MATTHEWS: What a strange calendar. Ryan, what crazy person is going to -- now, we're picking the leader of the world in the middle of all of this crazy Halloween, crazy Thanksgiving, Hanukkah, Christmas, of course, New Year's, and then on two days after New Year's, when people are barely sober again, we're picking the president.
MATTHEWS: Welcome back to Philadelphia, live in Philadelphia right now for the Democrats' big fight tonight at 9 Eastern. We're on the edge of that right now, a crucial debate. Everybody thinks Barack Obama has got to take Hillary Clinton's head off. It may well be John Edwards who does that work. It's going to be a tough fight tonight. It could be some of the best fighting we've seen in American politics. And what a fitting city in which to have that happen.
MATTHEWS: I think this crowd here is so different. Philly!
CROWD [chanting]: Hardball! Hardball! Hardball!
BRIAN TIERNEY (publisher of The Philadelphia Inquirer and the Philadelphia Daily News): Just throw them a little sausage out there.
MICHAEL SMERCONISH (Philadelphia radio host): A little chum in the water for the sharks.

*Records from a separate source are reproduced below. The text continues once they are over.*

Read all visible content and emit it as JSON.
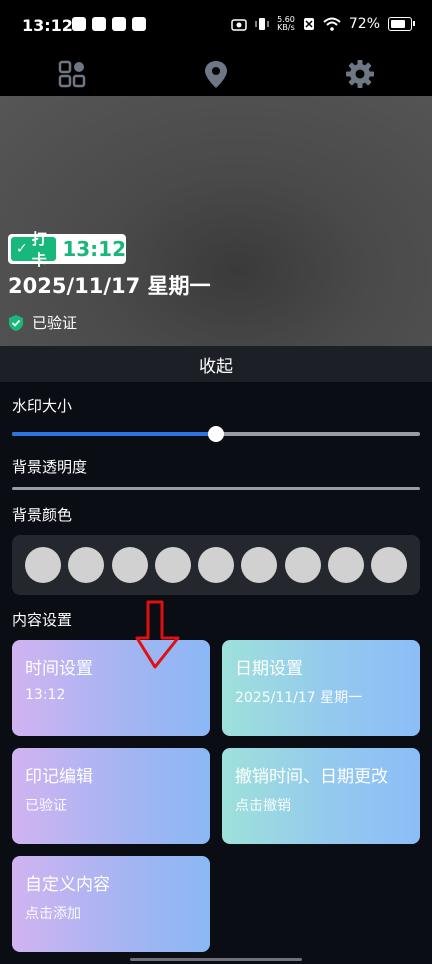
{
  "status_bar": {
    "time": "13:12",
    "speed_top": "5.60",
    "speed_bottom": "KB/s",
    "battery": "72%"
  },
  "nav": {
    "icons": [
      "apps-icon",
      "location-icon",
      "settings-icon"
    ]
  },
  "preview": {
    "punch_label": "打卡",
    "punch_time": "13:12",
    "date": "2025/11/17 星期一",
    "verified": "已验证",
    "accent": "#18b87a"
  },
  "collapse_label": "收起",
  "settings": {
    "watermark_size_label": "水印大小",
    "watermark_size_value": 0.5,
    "bg_opacity_label": "背景透明度",
    "bg_opacity_value": 0,
    "bg_color_label": "背景颜色",
    "bg_color_swatches": [
      "#d1d1d1",
      "#d1d1d1",
      "#d1d1d1",
      "#d1d1d1",
      "#d1d1d1",
      "#d1d1d1",
      "#d1d1d1",
      "#d1d1d1",
      "#d1d1d1"
    ],
    "content_label": "内容设置"
  },
  "cards": [
    {
      "title": "时间设置",
      "sub": "13:12"
    },
    {
      "title": "日期设置",
      "sub": "2025/11/17 星期一"
    },
    {
      "title": "印记编辑",
      "sub": "已验证"
    },
    {
      "title": "撤销时间、日期更改",
      "sub": "点击撤销"
    },
    {
      "title": "自定义内容",
      "sub": "点击添加"
    }
  ],
  "colors": {
    "slider_fill": "#2f73e0",
    "annotation_arrow": "#e01010"
  }
}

MATTHEWS: It's like Lawrence of Arabia out here. You know, this is like -- it is so tribal. We'll be right back. This is a unique city. We'll be back with Michael Smerconish and Brian Tierney as we talk about Philly. You're watching Hardball, only on MSNBC.